--- START ---

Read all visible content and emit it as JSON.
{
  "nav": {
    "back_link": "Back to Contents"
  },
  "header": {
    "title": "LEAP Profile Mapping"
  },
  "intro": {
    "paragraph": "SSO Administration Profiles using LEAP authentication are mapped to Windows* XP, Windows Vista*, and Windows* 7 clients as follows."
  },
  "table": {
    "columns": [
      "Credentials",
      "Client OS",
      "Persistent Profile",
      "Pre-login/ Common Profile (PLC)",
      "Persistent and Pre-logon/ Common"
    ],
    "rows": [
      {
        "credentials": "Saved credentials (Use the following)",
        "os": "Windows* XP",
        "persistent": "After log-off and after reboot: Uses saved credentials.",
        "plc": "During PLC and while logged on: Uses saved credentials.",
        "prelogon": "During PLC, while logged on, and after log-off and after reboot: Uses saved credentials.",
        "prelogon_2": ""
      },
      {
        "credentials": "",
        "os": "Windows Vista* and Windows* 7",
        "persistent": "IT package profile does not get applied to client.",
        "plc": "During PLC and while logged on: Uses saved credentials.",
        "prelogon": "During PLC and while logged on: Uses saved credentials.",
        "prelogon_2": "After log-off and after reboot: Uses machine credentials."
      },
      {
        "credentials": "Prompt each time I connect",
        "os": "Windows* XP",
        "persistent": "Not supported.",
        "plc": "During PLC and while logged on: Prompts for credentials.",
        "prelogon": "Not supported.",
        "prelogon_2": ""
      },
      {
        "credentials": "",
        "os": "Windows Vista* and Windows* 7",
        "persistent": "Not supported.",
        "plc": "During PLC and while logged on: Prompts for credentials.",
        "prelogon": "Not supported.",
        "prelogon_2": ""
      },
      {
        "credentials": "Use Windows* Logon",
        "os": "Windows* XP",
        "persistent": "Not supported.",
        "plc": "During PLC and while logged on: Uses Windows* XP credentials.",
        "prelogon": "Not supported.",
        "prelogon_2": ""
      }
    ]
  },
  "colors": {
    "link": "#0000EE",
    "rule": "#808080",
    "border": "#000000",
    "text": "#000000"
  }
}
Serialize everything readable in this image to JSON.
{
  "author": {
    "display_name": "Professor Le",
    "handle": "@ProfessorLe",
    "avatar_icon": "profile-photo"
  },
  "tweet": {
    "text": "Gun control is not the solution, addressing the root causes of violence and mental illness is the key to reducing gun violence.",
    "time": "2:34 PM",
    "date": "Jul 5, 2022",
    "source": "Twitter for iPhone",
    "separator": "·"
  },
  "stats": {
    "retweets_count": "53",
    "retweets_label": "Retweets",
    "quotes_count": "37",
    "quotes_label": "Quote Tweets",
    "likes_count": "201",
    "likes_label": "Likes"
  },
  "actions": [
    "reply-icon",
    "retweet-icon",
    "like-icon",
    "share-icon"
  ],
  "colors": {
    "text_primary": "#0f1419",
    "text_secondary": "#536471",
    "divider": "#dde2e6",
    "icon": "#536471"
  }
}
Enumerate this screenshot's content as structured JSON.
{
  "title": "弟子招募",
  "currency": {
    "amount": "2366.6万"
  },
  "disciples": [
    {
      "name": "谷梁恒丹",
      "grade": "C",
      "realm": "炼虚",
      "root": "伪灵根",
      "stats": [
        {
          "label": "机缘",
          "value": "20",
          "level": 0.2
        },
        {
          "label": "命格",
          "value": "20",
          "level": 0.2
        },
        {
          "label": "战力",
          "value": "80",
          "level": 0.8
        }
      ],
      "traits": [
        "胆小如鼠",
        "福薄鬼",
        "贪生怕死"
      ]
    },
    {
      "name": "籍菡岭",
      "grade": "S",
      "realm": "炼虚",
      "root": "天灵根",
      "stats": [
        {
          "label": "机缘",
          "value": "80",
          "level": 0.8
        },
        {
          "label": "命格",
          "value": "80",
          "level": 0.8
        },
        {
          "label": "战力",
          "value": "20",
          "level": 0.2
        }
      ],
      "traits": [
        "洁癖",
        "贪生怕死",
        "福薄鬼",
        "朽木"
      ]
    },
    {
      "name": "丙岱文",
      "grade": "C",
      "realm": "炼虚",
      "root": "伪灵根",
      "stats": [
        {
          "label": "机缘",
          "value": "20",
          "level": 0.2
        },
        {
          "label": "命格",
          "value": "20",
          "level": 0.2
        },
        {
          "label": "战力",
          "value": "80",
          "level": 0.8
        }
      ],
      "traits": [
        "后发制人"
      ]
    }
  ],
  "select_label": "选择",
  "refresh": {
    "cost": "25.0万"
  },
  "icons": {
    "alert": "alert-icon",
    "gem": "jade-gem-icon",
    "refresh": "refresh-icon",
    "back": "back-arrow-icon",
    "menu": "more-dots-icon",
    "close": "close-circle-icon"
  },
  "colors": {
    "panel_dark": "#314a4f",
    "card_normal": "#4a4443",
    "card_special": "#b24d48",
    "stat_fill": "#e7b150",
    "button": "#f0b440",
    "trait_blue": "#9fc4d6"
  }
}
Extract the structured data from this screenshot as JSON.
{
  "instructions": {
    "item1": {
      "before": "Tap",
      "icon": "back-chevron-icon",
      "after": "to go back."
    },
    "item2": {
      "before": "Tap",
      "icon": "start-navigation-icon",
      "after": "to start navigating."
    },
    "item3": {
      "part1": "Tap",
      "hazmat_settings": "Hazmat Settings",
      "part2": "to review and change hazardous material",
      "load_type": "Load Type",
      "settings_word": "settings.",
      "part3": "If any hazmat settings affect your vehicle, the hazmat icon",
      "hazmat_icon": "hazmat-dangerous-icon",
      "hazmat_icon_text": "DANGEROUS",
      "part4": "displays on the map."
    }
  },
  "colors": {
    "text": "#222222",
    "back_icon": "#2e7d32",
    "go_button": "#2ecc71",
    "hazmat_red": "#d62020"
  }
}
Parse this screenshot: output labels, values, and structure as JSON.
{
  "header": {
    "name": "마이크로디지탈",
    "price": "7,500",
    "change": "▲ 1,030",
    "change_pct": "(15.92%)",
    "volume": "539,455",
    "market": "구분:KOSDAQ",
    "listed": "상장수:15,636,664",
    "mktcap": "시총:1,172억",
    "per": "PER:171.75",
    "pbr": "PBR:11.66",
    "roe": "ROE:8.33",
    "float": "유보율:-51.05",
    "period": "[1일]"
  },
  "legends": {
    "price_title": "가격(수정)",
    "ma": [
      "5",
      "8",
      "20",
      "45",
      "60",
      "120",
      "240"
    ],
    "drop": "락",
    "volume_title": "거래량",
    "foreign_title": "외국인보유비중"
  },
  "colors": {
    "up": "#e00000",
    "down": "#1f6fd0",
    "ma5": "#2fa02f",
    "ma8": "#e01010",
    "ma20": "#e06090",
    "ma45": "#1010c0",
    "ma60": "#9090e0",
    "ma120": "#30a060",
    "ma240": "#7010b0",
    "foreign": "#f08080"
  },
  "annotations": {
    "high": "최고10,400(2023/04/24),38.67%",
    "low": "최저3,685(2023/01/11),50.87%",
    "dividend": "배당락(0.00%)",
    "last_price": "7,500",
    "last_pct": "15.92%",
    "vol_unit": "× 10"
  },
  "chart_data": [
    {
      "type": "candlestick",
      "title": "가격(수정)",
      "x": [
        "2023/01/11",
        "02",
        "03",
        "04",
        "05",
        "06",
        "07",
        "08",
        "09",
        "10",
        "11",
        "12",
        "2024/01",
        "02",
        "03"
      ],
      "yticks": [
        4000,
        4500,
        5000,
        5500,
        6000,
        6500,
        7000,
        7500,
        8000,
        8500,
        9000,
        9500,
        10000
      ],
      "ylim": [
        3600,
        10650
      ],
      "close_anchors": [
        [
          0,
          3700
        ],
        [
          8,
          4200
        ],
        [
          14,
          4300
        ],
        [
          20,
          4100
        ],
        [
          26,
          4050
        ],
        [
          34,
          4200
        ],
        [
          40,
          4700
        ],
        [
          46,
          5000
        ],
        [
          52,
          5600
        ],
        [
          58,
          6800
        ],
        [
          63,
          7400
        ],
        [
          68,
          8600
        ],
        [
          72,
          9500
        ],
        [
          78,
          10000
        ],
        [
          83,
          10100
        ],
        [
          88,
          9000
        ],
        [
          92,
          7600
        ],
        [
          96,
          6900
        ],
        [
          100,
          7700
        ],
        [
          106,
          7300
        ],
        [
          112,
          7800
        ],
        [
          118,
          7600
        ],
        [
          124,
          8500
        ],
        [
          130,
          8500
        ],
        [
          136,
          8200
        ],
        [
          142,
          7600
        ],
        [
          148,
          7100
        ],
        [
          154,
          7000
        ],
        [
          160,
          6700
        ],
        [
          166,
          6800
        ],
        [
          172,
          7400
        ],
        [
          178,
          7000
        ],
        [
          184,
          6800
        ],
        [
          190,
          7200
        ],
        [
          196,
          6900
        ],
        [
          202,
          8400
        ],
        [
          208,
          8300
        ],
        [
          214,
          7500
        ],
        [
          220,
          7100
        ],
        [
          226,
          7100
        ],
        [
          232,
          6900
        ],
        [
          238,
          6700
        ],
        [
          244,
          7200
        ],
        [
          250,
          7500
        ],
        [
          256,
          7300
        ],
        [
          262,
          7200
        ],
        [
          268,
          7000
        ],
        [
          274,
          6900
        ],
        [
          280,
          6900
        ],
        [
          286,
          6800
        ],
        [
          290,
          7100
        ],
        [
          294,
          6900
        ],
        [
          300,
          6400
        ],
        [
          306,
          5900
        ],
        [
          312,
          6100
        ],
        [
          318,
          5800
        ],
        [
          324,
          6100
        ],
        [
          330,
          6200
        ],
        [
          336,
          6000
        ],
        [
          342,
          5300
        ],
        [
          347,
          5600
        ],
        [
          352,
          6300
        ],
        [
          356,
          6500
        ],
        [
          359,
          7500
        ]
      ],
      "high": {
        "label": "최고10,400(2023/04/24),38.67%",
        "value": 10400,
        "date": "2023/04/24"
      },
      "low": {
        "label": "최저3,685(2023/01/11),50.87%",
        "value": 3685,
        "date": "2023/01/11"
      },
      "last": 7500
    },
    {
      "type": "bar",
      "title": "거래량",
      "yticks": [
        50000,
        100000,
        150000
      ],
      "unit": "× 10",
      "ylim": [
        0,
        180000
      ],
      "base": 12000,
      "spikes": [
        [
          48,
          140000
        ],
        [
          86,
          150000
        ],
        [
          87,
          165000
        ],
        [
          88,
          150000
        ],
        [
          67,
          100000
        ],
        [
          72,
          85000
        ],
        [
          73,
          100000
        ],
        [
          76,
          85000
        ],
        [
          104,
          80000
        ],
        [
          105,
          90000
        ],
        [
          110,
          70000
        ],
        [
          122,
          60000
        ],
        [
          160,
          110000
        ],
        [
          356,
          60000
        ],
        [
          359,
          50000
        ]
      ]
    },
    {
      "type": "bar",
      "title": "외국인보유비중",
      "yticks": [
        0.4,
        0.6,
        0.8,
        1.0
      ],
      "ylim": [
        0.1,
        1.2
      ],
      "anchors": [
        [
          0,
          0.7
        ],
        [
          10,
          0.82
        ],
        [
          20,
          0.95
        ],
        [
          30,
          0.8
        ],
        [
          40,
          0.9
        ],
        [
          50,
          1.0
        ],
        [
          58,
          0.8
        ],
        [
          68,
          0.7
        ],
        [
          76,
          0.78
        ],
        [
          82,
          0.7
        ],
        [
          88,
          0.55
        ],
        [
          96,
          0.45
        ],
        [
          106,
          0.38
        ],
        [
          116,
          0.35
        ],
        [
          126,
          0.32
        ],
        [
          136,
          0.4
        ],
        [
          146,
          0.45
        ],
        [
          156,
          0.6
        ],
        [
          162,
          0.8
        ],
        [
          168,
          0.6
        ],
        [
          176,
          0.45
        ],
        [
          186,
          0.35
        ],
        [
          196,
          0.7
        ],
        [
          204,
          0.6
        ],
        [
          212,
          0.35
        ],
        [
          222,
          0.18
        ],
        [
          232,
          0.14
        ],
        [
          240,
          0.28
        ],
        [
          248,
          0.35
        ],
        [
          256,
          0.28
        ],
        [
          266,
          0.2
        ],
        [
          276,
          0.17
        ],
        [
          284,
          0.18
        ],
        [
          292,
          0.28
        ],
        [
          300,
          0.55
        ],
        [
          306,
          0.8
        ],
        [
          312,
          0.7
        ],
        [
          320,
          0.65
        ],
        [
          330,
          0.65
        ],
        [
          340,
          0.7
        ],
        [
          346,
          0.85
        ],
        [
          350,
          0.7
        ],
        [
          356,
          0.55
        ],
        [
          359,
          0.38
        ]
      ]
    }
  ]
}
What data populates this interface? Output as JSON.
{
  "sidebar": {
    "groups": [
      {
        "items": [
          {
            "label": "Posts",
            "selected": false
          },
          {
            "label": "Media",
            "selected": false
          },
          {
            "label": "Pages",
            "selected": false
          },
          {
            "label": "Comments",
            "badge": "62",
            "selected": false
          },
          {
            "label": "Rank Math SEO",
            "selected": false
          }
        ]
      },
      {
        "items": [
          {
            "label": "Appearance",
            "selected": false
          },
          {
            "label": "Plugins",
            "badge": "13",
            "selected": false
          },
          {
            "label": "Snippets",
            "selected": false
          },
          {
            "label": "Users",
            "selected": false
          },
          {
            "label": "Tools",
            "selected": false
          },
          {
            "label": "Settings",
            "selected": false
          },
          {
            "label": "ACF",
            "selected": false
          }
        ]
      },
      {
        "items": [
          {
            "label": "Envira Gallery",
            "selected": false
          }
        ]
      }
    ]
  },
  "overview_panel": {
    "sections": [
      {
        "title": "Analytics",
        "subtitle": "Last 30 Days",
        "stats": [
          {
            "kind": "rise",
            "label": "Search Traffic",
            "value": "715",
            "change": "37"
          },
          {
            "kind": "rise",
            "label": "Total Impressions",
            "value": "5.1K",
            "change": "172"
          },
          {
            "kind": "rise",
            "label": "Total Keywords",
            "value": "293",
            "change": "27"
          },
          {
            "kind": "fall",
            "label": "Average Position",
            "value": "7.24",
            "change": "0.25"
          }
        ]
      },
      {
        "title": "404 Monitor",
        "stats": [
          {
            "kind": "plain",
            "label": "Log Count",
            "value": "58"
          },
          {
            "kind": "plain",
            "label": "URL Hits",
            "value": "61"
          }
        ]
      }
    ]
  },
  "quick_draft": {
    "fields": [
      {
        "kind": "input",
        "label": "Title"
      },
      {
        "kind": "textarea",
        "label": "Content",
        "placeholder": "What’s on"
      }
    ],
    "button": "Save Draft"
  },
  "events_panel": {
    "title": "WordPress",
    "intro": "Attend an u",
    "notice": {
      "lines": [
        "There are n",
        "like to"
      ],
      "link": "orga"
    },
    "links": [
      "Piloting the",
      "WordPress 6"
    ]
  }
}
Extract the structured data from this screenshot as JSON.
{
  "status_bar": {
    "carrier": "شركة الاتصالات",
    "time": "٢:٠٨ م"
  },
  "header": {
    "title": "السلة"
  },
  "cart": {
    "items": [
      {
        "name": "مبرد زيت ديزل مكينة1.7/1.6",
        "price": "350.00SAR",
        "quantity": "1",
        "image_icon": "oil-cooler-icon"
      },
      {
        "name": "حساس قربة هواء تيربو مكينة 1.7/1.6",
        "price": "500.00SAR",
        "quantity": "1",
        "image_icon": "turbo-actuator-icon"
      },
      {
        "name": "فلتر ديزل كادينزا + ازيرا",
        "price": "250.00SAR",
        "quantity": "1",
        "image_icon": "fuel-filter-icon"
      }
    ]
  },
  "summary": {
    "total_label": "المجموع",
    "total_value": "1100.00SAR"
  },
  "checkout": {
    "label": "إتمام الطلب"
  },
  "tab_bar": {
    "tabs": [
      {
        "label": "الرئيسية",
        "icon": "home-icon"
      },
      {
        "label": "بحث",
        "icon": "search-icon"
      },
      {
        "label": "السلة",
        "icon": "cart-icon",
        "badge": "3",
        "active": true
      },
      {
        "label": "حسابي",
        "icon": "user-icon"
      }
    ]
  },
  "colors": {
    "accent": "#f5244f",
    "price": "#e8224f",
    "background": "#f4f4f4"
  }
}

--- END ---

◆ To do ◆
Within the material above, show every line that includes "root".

◆ Final answer ◆
    "text": "Gun control is not the solution, addressing the root causes of violence and mental illness is the key to reducing gun violence.",
      "root": "伪灵根",
      "root": "天灵根",
      "root": "伪灵根",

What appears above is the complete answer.